Data provided below:
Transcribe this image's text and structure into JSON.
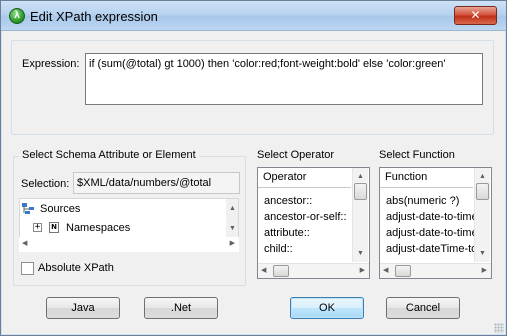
{
  "window": {
    "title": "Edit XPath expression",
    "close_glyph": "✕",
    "app_icon_glyph": "λ"
  },
  "expression": {
    "label": "Expression:",
    "value": "if (sum(@total) gt 1000) then 'color:red;font-weight:bold' else 'color:green'"
  },
  "schema": {
    "caption": "Select Schema Attribute or Element",
    "selection_label": "Selection:",
    "selection_value": "$XML/data/numbers/@total",
    "tree": [
      {
        "label": "Sources",
        "icon": "sources-icon"
      },
      {
        "label": "Namespaces",
        "icon": "namespace-icon",
        "ns_glyph": "N",
        "expander": "+"
      }
    ],
    "absolute_xpath_label": "Absolute XPath",
    "absolute_xpath_checked": false
  },
  "operator": {
    "caption": "Select Operator",
    "header": "Operator",
    "items": [
      "ancestor::",
      "ancestor-or-self::",
      "attribute::",
      "child::"
    ]
  },
  "function": {
    "caption": "Select Function",
    "header": "Function",
    "items": [
      "abs(numeric ?)",
      "adjust-date-to-time",
      "adjust-date-to-time",
      "adjust-dateTime-to"
    ]
  },
  "buttons": {
    "java": "Java",
    "net": ".Net",
    "ok": "OK",
    "cancel": "Cancel"
  },
  "scroll_glyphs": {
    "up": "▲",
    "down": "▼",
    "left": "◀",
    "right": "▶"
  }
}
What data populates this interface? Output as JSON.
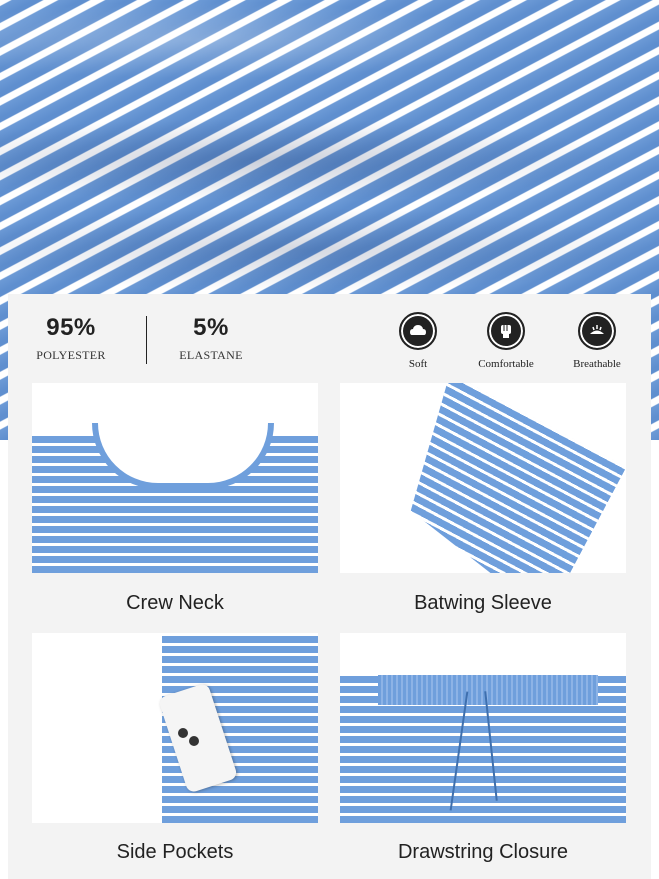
{
  "stats": [
    {
      "value": "95%",
      "label": "POLYESTER"
    },
    {
      "value": "5%",
      "label": "ELASTANE"
    }
  ],
  "features": [
    {
      "icon": "cloud-soft-icon",
      "label": "Soft"
    },
    {
      "icon": "fist-comfortable-icon",
      "label": "Comfortable"
    },
    {
      "icon": "wind-breathable-icon",
      "label": "Breathable"
    }
  ],
  "tiles": [
    {
      "caption": "Crew Neck"
    },
    {
      "caption": "Batwing Sleeve"
    },
    {
      "caption": "Side Pockets"
    },
    {
      "caption": "Drawstring Closure"
    }
  ],
  "colors": {
    "stripe_blue": "#6f9fdc",
    "panel_bg": "#f3f3f3",
    "text": "#222222"
  }
}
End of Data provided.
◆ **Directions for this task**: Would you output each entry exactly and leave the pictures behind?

◆ **Exercise result**:
Transcribe this image's text and structure into JSON.
{
  "window": {
    "title": "Edit XPath expression",
    "close_glyph": "✕",
    "app_icon_glyph": "λ"
  },
  "expression": {
    "label": "Expression:",
    "value": "if (sum(@total) gt 1000) then 'color:red;font-weight:bold' else 'color:green'"
  },
  "schema": {
    "caption": "Select Schema Attribute or Element",
    "selection_label": "Selection:",
    "selection_value": "$XML/data/numbers/@total",
    "tree": [
      {
        "label": "Sources",
        "icon": "sources-icon"
      },
      {
        "label": "Namespaces",
        "icon": "namespace-icon",
        "ns_glyph": "N",
        "expander": "+"
      }
    ],
    "absolute_xpath_label": "Absolute XPath",
    "absolute_xpath_checked": false
  },
  "operator": {
    "caption": "Select Operator",
    "header": "Operator",
    "items": [
      "ancestor::",
      "ancestor-or-self::",
      "attribute::",
      "child::"
    ]
  },
  "function": {
    "caption": "Select Function",
    "header": "Function",
    "items": [
      "abs(numeric ?)",
      "adjust-date-to-time",
      "adjust-date-to-time",
      "adjust-dateTime-to"
    ]
  },
  "buttons": {
    "java": "Java",
    "net": ".Net",
    "ok": "OK",
    "cancel": "Cancel"
  },
  "scroll_glyphs": {
    "up": "▲",
    "down": "▼",
    "left": "◀",
    "right": "▶"
  }
}
What data populates this interface? Output as JSON.
{
  "stats": [
    {
      "value": "95%",
      "label": "POLYESTER"
    },
    {
      "value": "5%",
      "label": "ELASTANE"
    }
  ],
  "features": [
    {
      "icon": "cloud-soft-icon",
      "label": "Soft"
    },
    {
      "icon": "fist-comfortable-icon",
      "label": "Comfortable"
    },
    {
      "icon": "wind-breathable-icon",
      "label": "Breathable"
    }
  ],
  "tiles": [
    {
      "caption": "Crew Neck"
    },
    {
      "caption": "Batwing Sleeve"
    },
    {
      "caption": "Side Pockets"
    },
    {
      "caption": "Drawstring Closure"
    }
  ],
  "colors": {
    "stripe_blue": "#6f9fdc",
    "panel_bg": "#f3f3f3",
    "text": "#222222"
  }
}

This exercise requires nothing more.